As part of the Marine Climate Change Impacts Partnership (MCCIP) 'rolling evidence' programme, an updated review of the current and future impacts of climate change on UK marine mammals has recently been published on the MCCIP website.
JNCC staff from the Marine Species Team carried out the review, collaborating with multiple UK government organisations and external scientific experts. The work contributes to the MCCIP report cards, providing a publicly available evidence base for climate change impacts on the marine environment.
The UK is well-placed to monitor changes in marine mammal populations due to its position between warmer subtropical and colder Arctic waters which places both cold and warm water species at the edges of their thermal tolerances. The evidence continues to suggest that the main impacts of climate change on marine mammals are geographic range shifts, reduction in suitable habitats, food web alterations and increased prevalence of disease. However, the diverse range of anthropogenic pressures acting on marine mammals and the difficulty determining causation from correlation in observed changes makes separating climate change induced pressures from wider cumulative pressures difficult. More long-term species monitoring, and a better understanding of cumulative impacts and bottom-up effects are needed to improve confidence in the impacts of climate change on marine mammals and what could happen in the future.

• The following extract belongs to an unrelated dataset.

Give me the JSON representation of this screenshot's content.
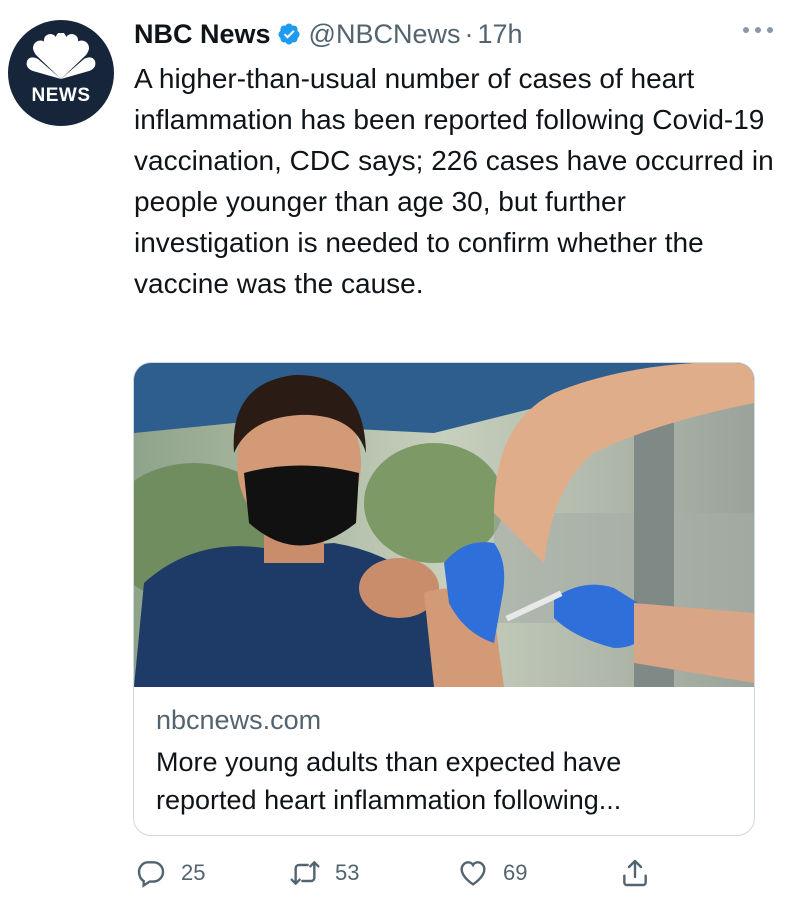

The Marine Climate Change Impacts Partnership (MCCIP) is a partnership between scientists, government, its agencies, non-governmental organisations (NGOs) and industry. The principal aim is to provide a co-ordinating framework for the UK, to be able to transfer high-quality evidence on marine climate change impacts, and guidance on adaptation and related advice, to policy advisers and decision-makers. For more information about the Partnership, visit the MCCIP website.